> AIM OF THE TASK: Return the listing below verbatim. Pictures do not belong in the copy.

━━━━━ RECORDS SUPPLIED ━━━━━

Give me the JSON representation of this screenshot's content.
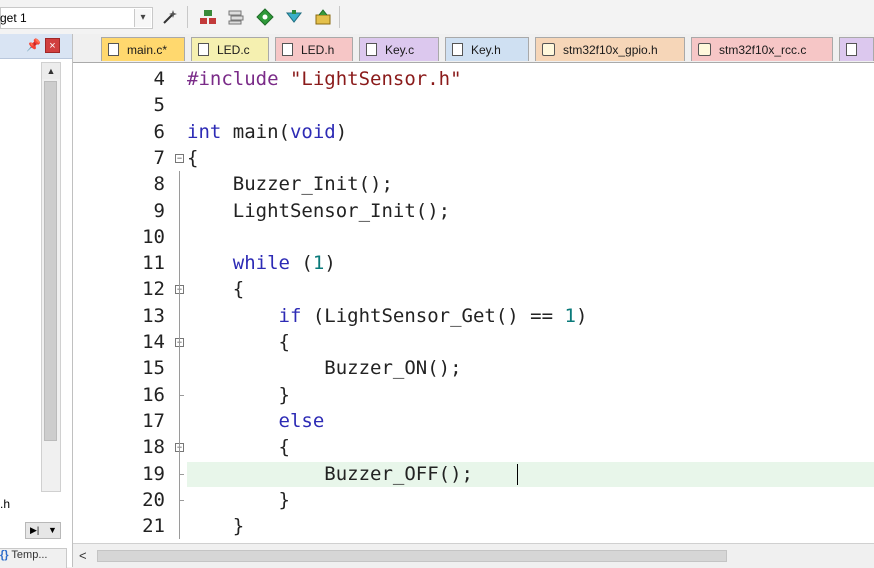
{
  "toolbar": {
    "target": "get 1",
    "icons": [
      "dropdown-icon",
      "options-wand-icon",
      "manage-components-icon",
      "stack-icon",
      "green-diamond-icon",
      "download-icon",
      "pack-installer-icon"
    ]
  },
  "project_panel": {
    "file_label": ".h",
    "bottom_tab": "Temp..."
  },
  "tabs": [
    {
      "label": "main.c*",
      "active": true,
      "color": "#ffd86e",
      "icon": "document-icon"
    },
    {
      "label": "LED.c",
      "active": false,
      "color": "#f5f0b0",
      "icon": "document-icon"
    },
    {
      "label": "LED.h",
      "active": false,
      "color": "#f6c6c6",
      "icon": "document-icon"
    },
    {
      "label": "Key.c",
      "active": false,
      "color": "#dcc8ee",
      "icon": "document-icon"
    },
    {
      "label": "Key.h",
      "active": false,
      "color": "#cfe0f2",
      "icon": "document-icon"
    },
    {
      "label": "stm32f10x_gpio.h",
      "active": false,
      "color": "#f6d6b8",
      "icon": "config-file-icon"
    },
    {
      "label": "stm32f10x_rcc.c",
      "active": false,
      "color": "#f6c6c6",
      "icon": "config-file-icon"
    },
    {
      "label": "",
      "active": false,
      "color": "#dcc8ee",
      "icon": "document-icon"
    }
  ],
  "editor": {
    "lines": [
      {
        "n": "4",
        "tokens": [
          {
            "t": "#include ",
            "c": "pp"
          },
          {
            "t": "\"LightSensor.h\"",
            "c": "str"
          }
        ]
      },
      {
        "n": "5",
        "tokens": []
      },
      {
        "n": "6",
        "tokens": [
          {
            "t": "int",
            "c": "kw"
          },
          {
            "t": " main(",
            "c": ""
          },
          {
            "t": "void",
            "c": "kw"
          },
          {
            "t": ")",
            "c": ""
          }
        ]
      },
      {
        "n": "7",
        "tokens": [
          {
            "t": "{",
            "c": ""
          }
        ]
      },
      {
        "n": "8",
        "tokens": [
          {
            "t": "    Buzzer_Init();",
            "c": ""
          }
        ]
      },
      {
        "n": "9",
        "tokens": [
          {
            "t": "    LightSensor_Init();",
            "c": ""
          }
        ]
      },
      {
        "n": "10",
        "tokens": []
      },
      {
        "n": "11",
        "tokens": [
          {
            "t": "    ",
            "c": ""
          },
          {
            "t": "while",
            "c": "kw"
          },
          {
            "t": " (",
            "c": ""
          },
          {
            "t": "1",
            "c": "num"
          },
          {
            "t": ")",
            "c": ""
          }
        ]
      },
      {
        "n": "12",
        "tokens": [
          {
            "t": "    {",
            "c": ""
          }
        ]
      },
      {
        "n": "13",
        "tokens": [
          {
            "t": "        ",
            "c": ""
          },
          {
            "t": "if",
            "c": "kw"
          },
          {
            "t": " (LightSensor_Get() == ",
            "c": ""
          },
          {
            "t": "1",
            "c": "num"
          },
          {
            "t": ")",
            "c": ""
          }
        ]
      },
      {
        "n": "14",
        "tokens": [
          {
            "t": "        {",
            "c": ""
          }
        ]
      },
      {
        "n": "15",
        "tokens": [
          {
            "t": "            Buzzer_ON();",
            "c": ""
          }
        ]
      },
      {
        "n": "16",
        "tokens": [
          {
            "t": "        }",
            "c": ""
          }
        ]
      },
      {
        "n": "17",
        "tokens": [
          {
            "t": "        ",
            "c": ""
          },
          {
            "t": "else",
            "c": "kw"
          }
        ]
      },
      {
        "n": "18",
        "tokens": [
          {
            "t": "        {",
            "c": ""
          }
        ]
      },
      {
        "n": "19",
        "tokens": [
          {
            "t": "            Buzzer_OFF();",
            "c": ""
          }
        ]
      },
      {
        "n": "20",
        "tokens": [
          {
            "t": "        }",
            "c": ""
          }
        ]
      },
      {
        "n": "21",
        "tokens": [
          {
            "t": "    }",
            "c": ""
          }
        ]
      }
    ]
  },
  "colors": {
    "keyword": "#2d2bb5",
    "string": "#8a1a1a",
    "preprocessor": "#7a2b88",
    "number": "#0a7a7a",
    "current_line": "#e8f6ea"
  }
}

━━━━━

> SOLUTION TO THIS EXERCISE:
Give me the JSON representation of this screenshot's content.
{
  "toolbar": {
    "target": "get 1",
    "icons": [
      "dropdown-icon",
      "options-wand-icon",
      "manage-components-icon",
      "stack-icon",
      "green-diamond-icon",
      "download-icon",
      "pack-installer-icon"
    ]
  },
  "project_panel": {
    "file_label": ".h",
    "bottom_tab": "Temp..."
  },
  "tabs": [
    {
      "label": "main.c*",
      "active": true,
      "color": "#ffd86e",
      "icon": "document-icon"
    },
    {
      "label": "LED.c",
      "active": false,
      "color": "#f5f0b0",
      "icon": "document-icon"
    },
    {
      "label": "LED.h",
      "active": false,
      "color": "#f6c6c6",
      "icon": "document-icon"
    },
    {
      "label": "Key.c",
      "active": false,
      "color": "#dcc8ee",
      "icon": "document-icon"
    },
    {
      "label": "Key.h",
      "active": false,
      "color": "#cfe0f2",
      "icon": "document-icon"
    },
    {
      "label": "stm32f10x_gpio.h",
      "active": false,
      "color": "#f6d6b8",
      "icon": "config-file-icon"
    },
    {
      "label": "stm32f10x_rcc.c",
      "active": false,
      "color": "#f6c6c6",
      "icon": "config-file-icon"
    },
    {
      "label": "",
      "active": false,
      "color": "#dcc8ee",
      "icon": "document-icon"
    }
  ],
  "editor": {
    "lines": [
      {
        "n": "4",
        "tokens": [
          {
            "t": "#include ",
            "c": "pp"
          },
          {
            "t": "\"LightSensor.h\"",
            "c": "str"
          }
        ]
      },
      {
        "n": "5",
        "tokens": []
      },
      {
        "n": "6",
        "tokens": [
          {
            "t": "int",
            "c": "kw"
          },
          {
            "t": " main(",
            "c": ""
          },
          {
            "t": "void",
            "c": "kw"
          },
          {
            "t": ")",
            "c": ""
          }
        ]
      },
      {
        "n": "7",
        "tokens": [
          {
            "t": "{",
            "c": ""
          }
        ]
      },
      {
        "n": "8",
        "tokens": [
          {
            "t": "    Buzzer_Init();",
            "c": ""
          }
        ]
      },
      {
        "n": "9",
        "tokens": [
          {
            "t": "    LightSensor_Init();",
            "c": ""
          }
        ]
      },
      {
        "n": "10",
        "tokens": []
      },
      {
        "n": "11",
        "tokens": [
          {
            "t": "    ",
            "c": ""
          },
          {
            "t": "while",
            "c": "kw"
          },
          {
            "t": " (",
            "c": ""
          },
          {
            "t": "1",
            "c": "num"
          },
          {
            "t": ")",
            "c": ""
          }
        ]
      },
      {
        "n": "12",
        "tokens": [
          {
            "t": "    {",
            "c": ""
          }
        ]
      },
      {
        "n": "13",
        "tokens": [
          {
            "t": "        ",
            "c": ""
          },
          {
            "t": "if",
            "c": "kw"
          },
          {
            "t": " (LightSensor_Get() == ",
            "c": ""
          },
          {
            "t": "1",
            "c": "num"
          },
          {
            "t": ")",
            "c": ""
          }
        ]
      },
      {
        "n": "14",
        "tokens": [
          {
            "t": "        {",
            "c": ""
          }
        ]
      },
      {
        "n": "15",
        "tokens": [
          {
            "t": "            Buzzer_ON();",
            "c": ""
          }
        ]
      },
      {
        "n": "16",
        "tokens": [
          {
            "t": "        }",
            "c": ""
          }
        ]
      },
      {
        "n": "17",
        "tokens": [
          {
            "t": "        ",
            "c": ""
          },
          {
            "t": "else",
            "c": "kw"
          }
        ]
      },
      {
        "n": "18",
        "tokens": [
          {
            "t": "        {",
            "c": ""
          }
        ]
      },
      {
        "n": "19",
        "tokens": [
          {
            "t": "            Buzzer_OFF();",
            "c": ""
          }
        ]
      },
      {
        "n": "20",
        "tokens": [
          {
            "t": "        }",
            "c": ""
          }
        ]
      },
      {
        "n": "21",
        "tokens": [
          {
            "t": "    }",
            "c": ""
          }
        ]
      }
    ]
  },
  "colors": {
    "keyword": "#2d2bb5",
    "string": "#8a1a1a",
    "preprocessor": "#7a2b88",
    "number": "#0a7a7a",
    "current_line": "#e8f6ea"
  }
}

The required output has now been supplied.